Martial law is particularly sensitive in the Philippines because it was used by dictator Ferdinand Marcos to remain in power during his two-decade reign, which ended in 1986 with a “People Power” revolution.
Duterte met with Russian President Vladimir Putin at the Kremlin, prior to his return to the Philippines, and explained his abrupt departure.
“Units of the Islamic State Group are occupying a province and there are clashes, a military operation is still ongoing. Unfortunately, I must go there now,” Duterte said at the start of the meeting.
The announcement of martial law came after security forces battled dozens of IS-linked gunmen in a Marawi, a city of about 200,000 people in Mindanao, on May 23.
“Our country needs modern weapons … to fight against the Islamic State group we need weapons,” Duterte said in Moscow.
Defence Secretary Delfin Lorenzana said one policeman and two soldiers were killed in the clashes, which began when security forces raided a house where they believed Isnilon Hapilon, a leader of the infamous Abu Sayyaf kidnap gang and Philippine head of IS, was hiding.
Photos posted on social media by residents showed the gunmen walking through the streets of Marawi and placing a black flag that looked similar to those used by IS.
Lorenzana said the gunmen, who were believed to number more than 100, had occupied a hospital and a jail, and burnt down a buildings including a Catholic Church.
He said many were hiding in buildings as snipers, making it difficult for security forces to combat them.
The Abu Sayyaf, based on the most southern islands of Mindanao, has kidnapped hundreds of Filipinos and foreigners since the early 1990s to extract ransoms.
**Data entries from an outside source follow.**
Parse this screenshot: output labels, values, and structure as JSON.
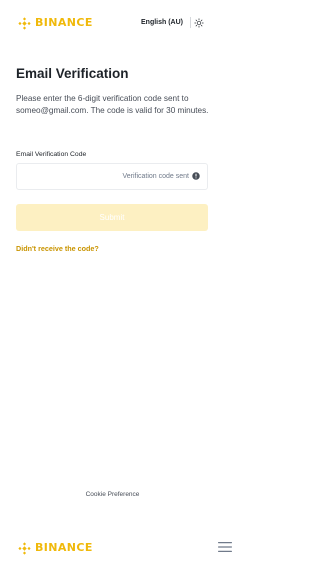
{
  "header": {
    "logo_text": "BINANCE",
    "language": "English (AU)",
    "theme_icon": "sun-icon"
  },
  "main": {
    "title": "Email Verification",
    "description": "Please enter the 6-digit verification code sent to someo@gmail.com. The code is valid for 30 minutes.",
    "field_label": "Email Verification Code",
    "code_value": "",
    "code_status": "Verification code sent",
    "status_icon": "info-icon",
    "submit_label": "Submit",
    "resend_link": "Didn't receive the code?"
  },
  "footer": {
    "cookie_label": "Cookie Preference",
    "logo_text": "BINANCE",
    "menu_icon": "hamburger-menu-icon"
  },
  "colors": {
    "brand": "#f0b90b",
    "link": "#c99400",
    "submit_disabled_bg": "#fdf0c2",
    "text_primary": "#1e2329",
    "text_secondary": "#474d57",
    "text_muted": "#707a8a",
    "border": "#eaecef"
  }
}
The United States lists it as a terrorist organisation.
Abu Sayyaf militants beheaded an elderly German man early this year and two Canadians last year after ransom demands for many millions of dollars were not met.
It has also been blamed for the country’s worst terrorist attacks, including the 2004 bombing of a ferry in Manila Bay that claimed more than 100 lives.
Security analysts say Hapilon has been trying to unite Filipino militant groups that have professed allegiance to IS. These include the Maute group, which is based near Marawi.
The Maute group has engaged in repeated deadly battles with the military over the past year in rural areas around Marawi.
Muslim rebels have been waging a rebellion since the 1970s for an independent or autonomous homeland in Mindanao, with the conflict claiming more than 130,000 lives.
The main Muslim rebel groups are involved in peace talks with the government.
But the Abu Sayyaf, Maute and other hardline groups are claiming they want to set up an Islamic caliphate in the south for IS, according to security analysts.
The fighting on May 23 came six weeks after the military foiled a mass kidnapping attempt by the Abu Sayyaf on the central island of Bohol that is popular with foreign tourists.
The US and other Western governments also warned this month that terrorists were planning to kidnap foreigners in tourist hotspots in the western and central Philippines, adding to longstanding advisories of abduction threats in Mindanao.